Mobility changes due to COVID-19

This map shows the difference in mobility to workplaces between a weekday (April 23rd, 2020) and the corresponding weekday during the period January 7th to February 6th, 2020 (in percent). The data highlights the percent change in visits to workplaces within each administrative region in Denmark, Finland, Norway and Sweden. Data is not available for the Faroe Islands, Greenland, Iceland and Åland. Read more about the data here. The average value of the Nordic regions included in the map is a reduction by 34% of the number of visits to workplaces on April 23rd (in comparison to a baseline). This average value hides large variations within the Nordic Region with the most modest change occurring in Gotland (-12%) and the most severe change in Oslo (-57%). More generally, variations can be identified both between and within countries. The variations between countries reveal differences in recommendations and restrictions from published by the different national governments. Details for each country have been gathered by Info Norden and can be found here. As a result, the change in visits to workplaces decreased by 26% in Sweden, 39% in Denmark, 41% in Norway and 47% in Finland. The variations within countries also reveal differences in government´s decisions (e.g. lockdown of the Helsinki-Uusimaa region reducing the mobility to workplaces by 53%), but not only. There are indeed a number of local characteristics of the labour markets that contribute at explaining that the largest changes in mobility to workplaces are found in capital city regions. These local characteristics are a greater dependency on public transport for commuters, who are adviced to avoid using such means of transportation under the COVID-19 context; and having a higher share of jobs that can be done by teleworking, among others.

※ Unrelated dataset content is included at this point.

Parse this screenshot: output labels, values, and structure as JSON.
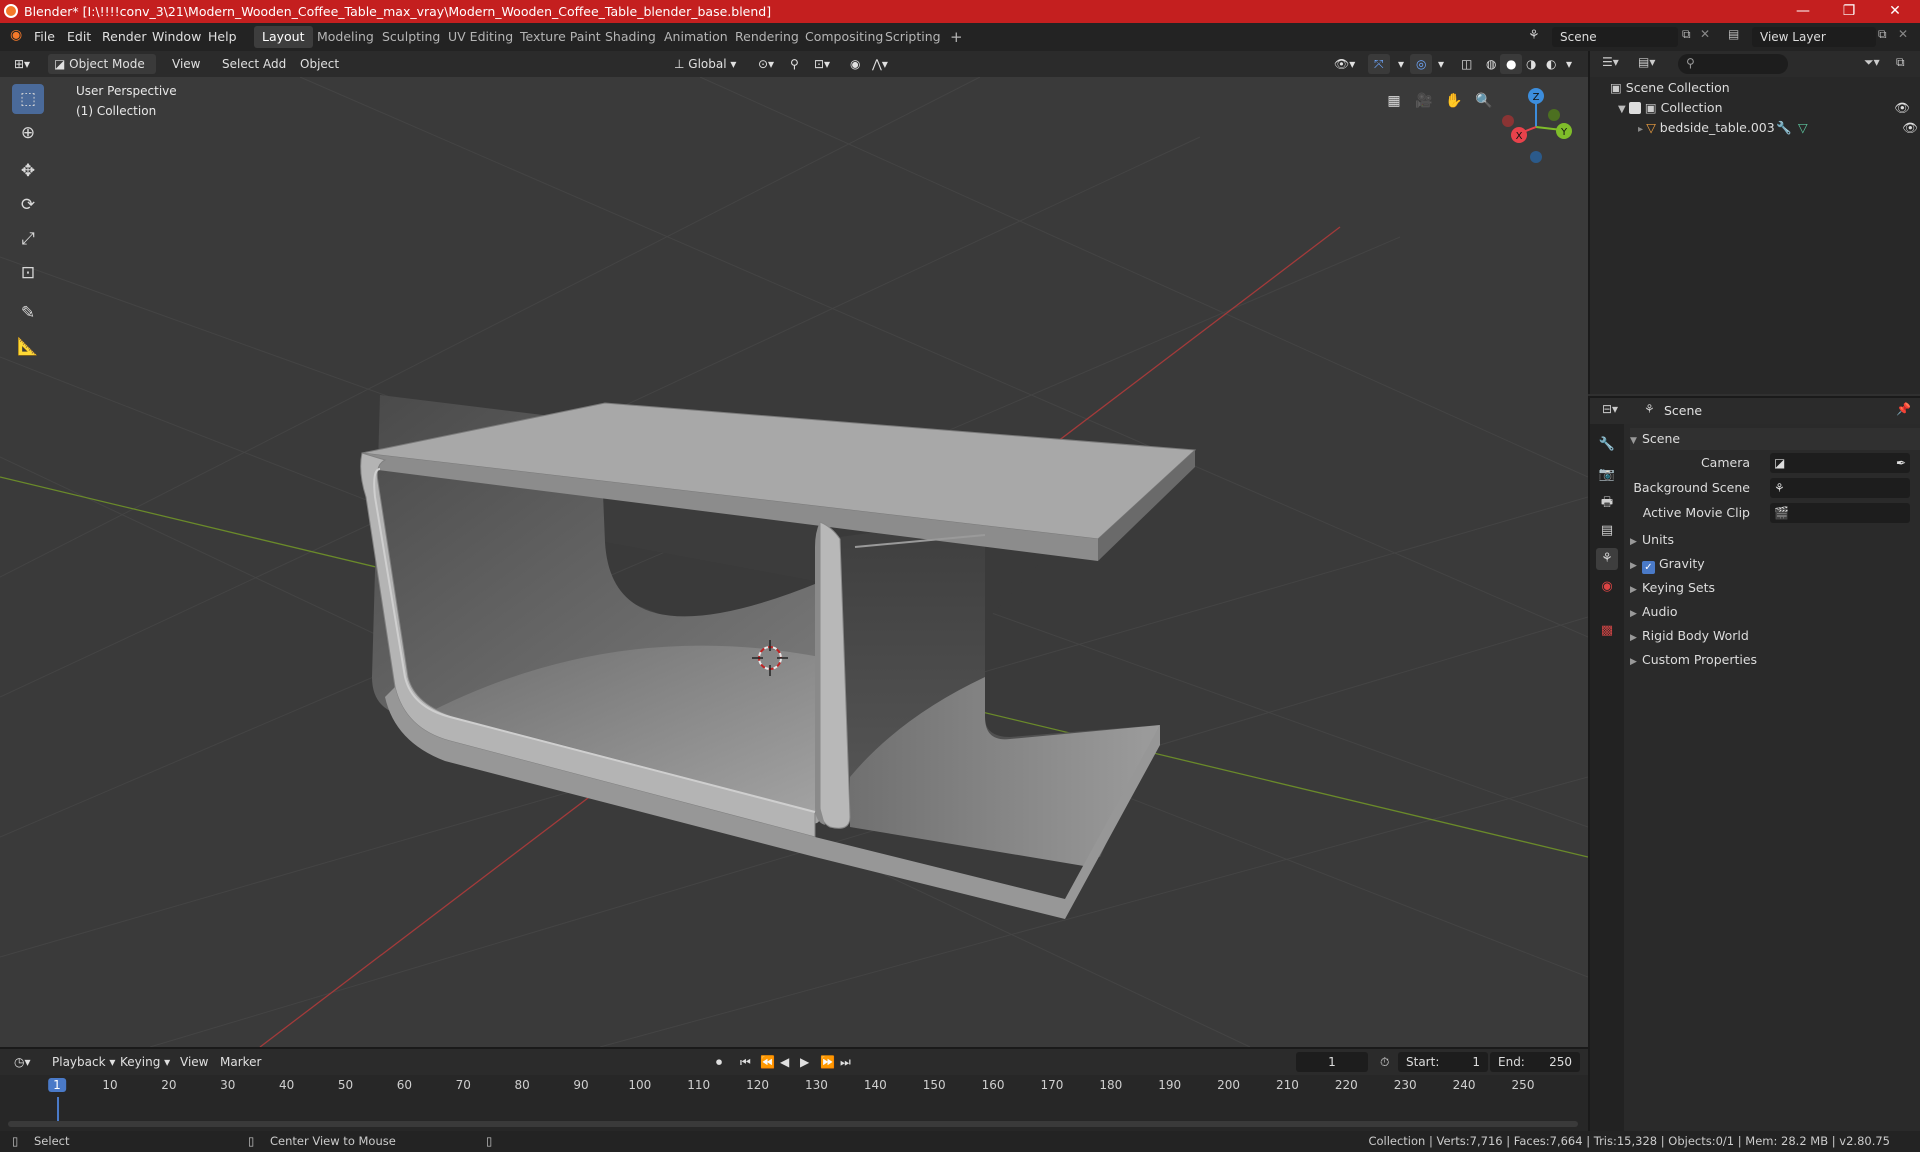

Nordic local labour market areas 2018

This map shows the Nordic local labour market areas (LLMAs) in 2018, based on their size (number of municipalities) and whether the employment rate was above or below 75%. The data analysis to calculate LLMAs is based on national statistics on the employed day population (i.e. places of employment), the employed night population (i.e. employed residents) and commuting over municipal borders, as municipal divisions at 1 January 2019. For Norway, the data was from 2018, for Denmark and Sweden from 2017, for Finland from 2016 and for the Faroe Islands from 2011. In Greenland, due to the large distances between municipalities, there is no daily commuting over municipal borders. Iceland lacks commuting statistics; therefore, the Icelandic LLMAs were delineated based on a study of commuter areas by the Icelandic Regional Development Institute (Byggðastofnun, 2015). The delineation of the LLMAs was based on the methodology that comprised the following steps: • LLMA centres should fulfil the conditions that: 1) the share of out-commuters from a municipality is no more than 20% of its employed night population, OR 2) the employed day population of a municipality is higher than its employed night population AND 3) the highest single out-commuting flow to another municipality is not more than 10% of its employed night population. • Municipalities belonging to an LLMA should have a single out-commuting flow to another municipality that is more than 7.5% of its employed night population. • LLMA secondary centres should fulfil the conditions that: 1) the share of out-commuters of a municipality is not more than 25% of its employed night population AND 2) the highest single out-commuting flow to another municipality is not more than 7.5% of its employed night population AND 3) the municipality has its own LLMA by having other municipalities that belong to it. There…